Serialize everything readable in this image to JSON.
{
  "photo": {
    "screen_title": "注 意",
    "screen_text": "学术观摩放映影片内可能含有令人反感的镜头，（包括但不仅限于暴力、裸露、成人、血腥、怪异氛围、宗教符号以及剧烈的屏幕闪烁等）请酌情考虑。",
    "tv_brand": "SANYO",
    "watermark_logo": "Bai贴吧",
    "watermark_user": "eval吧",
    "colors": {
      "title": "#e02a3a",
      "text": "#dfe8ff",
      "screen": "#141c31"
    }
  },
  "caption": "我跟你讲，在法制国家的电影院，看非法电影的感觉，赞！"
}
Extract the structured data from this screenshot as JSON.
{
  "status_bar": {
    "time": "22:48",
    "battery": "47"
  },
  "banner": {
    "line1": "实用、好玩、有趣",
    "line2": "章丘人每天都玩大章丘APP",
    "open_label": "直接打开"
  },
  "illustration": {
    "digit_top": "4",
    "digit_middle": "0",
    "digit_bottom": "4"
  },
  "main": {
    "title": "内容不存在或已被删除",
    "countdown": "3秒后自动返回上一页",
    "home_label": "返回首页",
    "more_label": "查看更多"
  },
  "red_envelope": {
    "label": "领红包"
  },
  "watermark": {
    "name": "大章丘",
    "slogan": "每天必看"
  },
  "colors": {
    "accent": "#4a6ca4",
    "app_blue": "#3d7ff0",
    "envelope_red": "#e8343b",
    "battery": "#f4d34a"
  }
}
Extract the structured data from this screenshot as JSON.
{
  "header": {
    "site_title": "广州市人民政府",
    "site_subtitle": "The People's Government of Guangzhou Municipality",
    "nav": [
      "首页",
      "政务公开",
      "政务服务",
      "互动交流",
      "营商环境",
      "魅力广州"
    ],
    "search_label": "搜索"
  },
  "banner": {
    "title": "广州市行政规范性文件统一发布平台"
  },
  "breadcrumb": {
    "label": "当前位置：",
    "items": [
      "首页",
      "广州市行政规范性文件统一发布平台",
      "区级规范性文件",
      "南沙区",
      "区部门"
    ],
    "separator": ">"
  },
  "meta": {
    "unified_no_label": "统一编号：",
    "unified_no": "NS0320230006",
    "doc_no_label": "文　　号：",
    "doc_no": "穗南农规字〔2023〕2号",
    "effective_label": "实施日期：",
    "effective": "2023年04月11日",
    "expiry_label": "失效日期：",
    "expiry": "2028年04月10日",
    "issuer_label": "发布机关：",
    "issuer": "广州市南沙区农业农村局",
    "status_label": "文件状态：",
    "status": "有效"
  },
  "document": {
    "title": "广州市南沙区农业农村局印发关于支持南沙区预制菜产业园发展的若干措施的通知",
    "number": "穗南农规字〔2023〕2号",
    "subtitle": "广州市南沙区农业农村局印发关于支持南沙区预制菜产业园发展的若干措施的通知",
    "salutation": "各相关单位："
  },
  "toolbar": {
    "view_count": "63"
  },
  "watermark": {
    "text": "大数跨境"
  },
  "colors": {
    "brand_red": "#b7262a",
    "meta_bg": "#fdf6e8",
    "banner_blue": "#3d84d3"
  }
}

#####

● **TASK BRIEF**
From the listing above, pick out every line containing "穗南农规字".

● **ANSWER SPACE**
    "doc_no": "穗南农规字〔2023〕2号",
    "number": "穗南农规字〔2023〕2号",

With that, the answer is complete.